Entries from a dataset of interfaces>
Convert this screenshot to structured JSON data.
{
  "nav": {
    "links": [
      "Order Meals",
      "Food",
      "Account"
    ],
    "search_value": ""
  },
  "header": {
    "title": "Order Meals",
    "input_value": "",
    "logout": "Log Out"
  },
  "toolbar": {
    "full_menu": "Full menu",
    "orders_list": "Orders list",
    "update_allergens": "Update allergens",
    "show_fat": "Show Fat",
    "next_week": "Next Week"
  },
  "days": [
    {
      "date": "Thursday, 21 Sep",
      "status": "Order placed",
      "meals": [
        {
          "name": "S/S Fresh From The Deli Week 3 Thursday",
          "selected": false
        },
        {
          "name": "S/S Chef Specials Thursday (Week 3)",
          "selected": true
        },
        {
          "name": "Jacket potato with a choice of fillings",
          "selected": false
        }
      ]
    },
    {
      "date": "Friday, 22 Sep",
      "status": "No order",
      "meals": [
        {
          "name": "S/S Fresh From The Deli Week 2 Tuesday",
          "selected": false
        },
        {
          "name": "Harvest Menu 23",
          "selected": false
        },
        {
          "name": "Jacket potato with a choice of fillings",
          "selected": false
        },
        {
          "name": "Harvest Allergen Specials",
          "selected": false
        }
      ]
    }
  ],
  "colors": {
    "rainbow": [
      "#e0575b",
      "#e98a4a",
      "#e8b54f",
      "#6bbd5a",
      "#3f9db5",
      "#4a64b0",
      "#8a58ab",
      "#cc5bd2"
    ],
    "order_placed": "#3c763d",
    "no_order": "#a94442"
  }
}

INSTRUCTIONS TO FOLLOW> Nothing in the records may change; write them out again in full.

YOUR RESPONSE>
Convert this screenshot to structured JSON data.
{
  "nav": {
    "links": [
      "Order Meals",
      "Food",
      "Account"
    ],
    "search_value": ""
  },
  "header": {
    "title": "Order Meals",
    "input_value": "",
    "logout": "Log Out"
  },
  "toolbar": {
    "full_menu": "Full menu",
    "orders_list": "Orders list",
    "update_allergens": "Update allergens",
    "show_fat": "Show Fat",
    "next_week": "Next Week"
  },
  "days": [
    {
      "date": "Thursday, 21 Sep",
      "status": "Order placed",
      "meals": [
        {
          "name": "S/S Fresh From The Deli Week 3 Thursday",
          "selected": false
        },
        {
          "name": "S/S Chef Specials Thursday (Week 3)",
          "selected": true
        },
        {
          "name": "Jacket potato with a choice of fillings",
          "selected": false
        }
      ]
    },
    {
      "date": "Friday, 22 Sep",
      "status": "No order",
      "meals": [
        {
          "name": "S/S Fresh From The Deli Week 2 Tuesday",
          "selected": false
        },
        {
          "name": "Harvest Menu 23",
          "selected": false
        },
        {
          "name": "Jacket potato with a choice of fillings",
          "selected": false
        },
        {
          "name": "Harvest Allergen Specials",
          "selected": false
        }
      ]
    }
  ],
  "colors": {
    "rainbow": [
      "#e0575b",
      "#e98a4a",
      "#e8b54f",
      "#6bbd5a",
      "#3f9db5",
      "#4a64b0",
      "#8a58ab",
      "#cc5bd2"
    ],
    "order_placed": "#3c763d",
    "no_order": "#a94442"
  }
}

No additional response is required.